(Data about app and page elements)
---+---
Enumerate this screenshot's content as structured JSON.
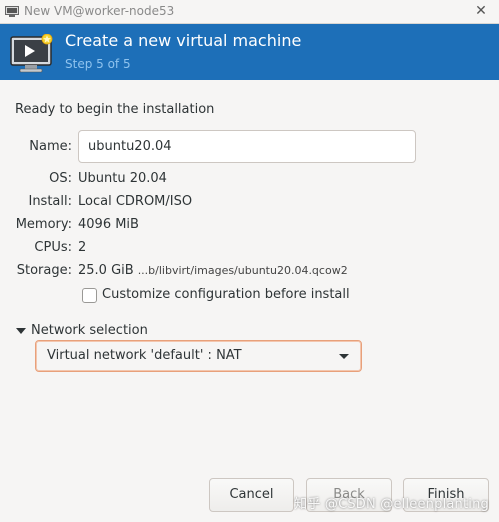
{
  "window": {
    "title": "New VM@worker-node53",
    "close_glyph": "✕"
  },
  "header": {
    "title": "Create a new virtual machine",
    "step": "Step 5 of 5",
    "background_color": "#1d6fb8"
  },
  "summary": {
    "heading": "Ready to begin the installation",
    "name_label": "Name:",
    "name_value": "ubuntu20.04",
    "os_label": "OS:",
    "os_value": "Ubuntu 20.04",
    "install_label": "Install:",
    "install_value": "Local CDROM/ISO",
    "memory_label": "Memory:",
    "memory_value": "4096 MiB",
    "cpus_label": "CPUs:",
    "cpus_value": "2",
    "storage_label": "Storage:",
    "storage_size": "25.0 GiB",
    "storage_path": "...b/libvirt/images/ubuntu20.04.qcow2"
  },
  "customize": {
    "label": "Customize configuration before install",
    "checked": false
  },
  "network": {
    "expander_label": "Network selection",
    "expanded": true,
    "selected": "Virtual network 'default' : NAT"
  },
  "buttons": {
    "cancel": "Cancel",
    "back": "Back",
    "finish": "Finish"
  },
  "watermark": "知乎 @CSDN @elleenplanting"
}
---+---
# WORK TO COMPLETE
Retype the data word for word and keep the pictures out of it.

# EXPECTED ANSWER
Enumerate this screenshot's content as structured JSON.
{
  "window": {
    "title": "New VM@worker-node53",
    "close_glyph": "✕"
  },
  "header": {
    "title": "Create a new virtual machine",
    "step": "Step 5 of 5",
    "background_color": "#1d6fb8"
  },
  "summary": {
    "heading": "Ready to begin the installation",
    "name_label": "Name:",
    "name_value": "ubuntu20.04",
    "os_label": "OS:",
    "os_value": "Ubuntu 20.04",
    "install_label": "Install:",
    "install_value": "Local CDROM/ISO",
    "memory_label": "Memory:",
    "memory_value": "4096 MiB",
    "cpus_label": "CPUs:",
    "cpus_value": "2",
    "storage_label": "Storage:",
    "storage_size": "25.0 GiB",
    "storage_path": "...b/libvirt/images/ubuntu20.04.qcow2"
  },
  "customize": {
    "label": "Customize configuration before install",
    "checked": false
  },
  "network": {
    "expander_label": "Network selection",
    "expanded": true,
    "selected": "Virtual network 'default' : NAT"
  },
  "buttons": {
    "cancel": "Cancel",
    "back": "Back",
    "finish": "Finish"
  },
  "watermark": "知乎 @CSDN @elleenplanting"
}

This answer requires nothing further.